## Exercise brief
Pull every line containing "content" out of the listing below.

## Materials provided

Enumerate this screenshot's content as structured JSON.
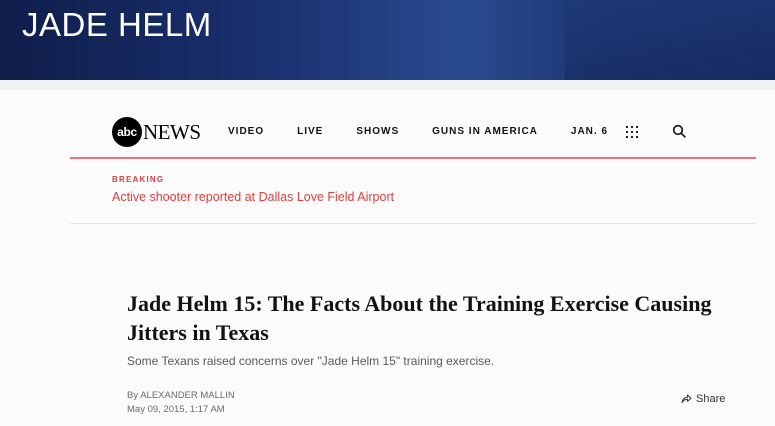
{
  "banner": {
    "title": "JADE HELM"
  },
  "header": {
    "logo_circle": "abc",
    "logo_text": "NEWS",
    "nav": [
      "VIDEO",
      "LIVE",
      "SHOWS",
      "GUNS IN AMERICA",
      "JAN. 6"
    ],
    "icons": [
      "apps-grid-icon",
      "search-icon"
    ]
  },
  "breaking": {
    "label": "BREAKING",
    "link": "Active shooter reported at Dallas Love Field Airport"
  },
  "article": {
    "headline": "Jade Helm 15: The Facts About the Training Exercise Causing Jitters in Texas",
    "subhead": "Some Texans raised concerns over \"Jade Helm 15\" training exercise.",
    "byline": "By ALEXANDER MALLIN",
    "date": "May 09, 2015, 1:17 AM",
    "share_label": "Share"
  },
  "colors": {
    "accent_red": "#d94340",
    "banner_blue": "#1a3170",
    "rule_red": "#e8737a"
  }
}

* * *

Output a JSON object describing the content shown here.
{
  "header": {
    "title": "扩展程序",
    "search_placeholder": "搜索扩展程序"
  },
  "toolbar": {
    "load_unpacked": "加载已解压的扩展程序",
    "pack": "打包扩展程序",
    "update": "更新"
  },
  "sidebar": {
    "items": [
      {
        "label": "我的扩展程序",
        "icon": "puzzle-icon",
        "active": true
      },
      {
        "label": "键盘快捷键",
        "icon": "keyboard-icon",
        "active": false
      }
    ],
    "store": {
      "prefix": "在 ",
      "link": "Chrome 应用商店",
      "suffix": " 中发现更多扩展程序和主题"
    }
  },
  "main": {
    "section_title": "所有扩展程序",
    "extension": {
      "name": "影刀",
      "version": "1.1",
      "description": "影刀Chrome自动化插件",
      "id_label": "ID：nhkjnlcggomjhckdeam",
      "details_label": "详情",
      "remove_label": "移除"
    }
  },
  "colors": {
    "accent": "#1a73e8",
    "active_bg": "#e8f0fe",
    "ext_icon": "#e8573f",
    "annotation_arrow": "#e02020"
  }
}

## Reply to the task
Enumerate this screenshot's content as structured JSON.
Output a JSON object describing the content shown here.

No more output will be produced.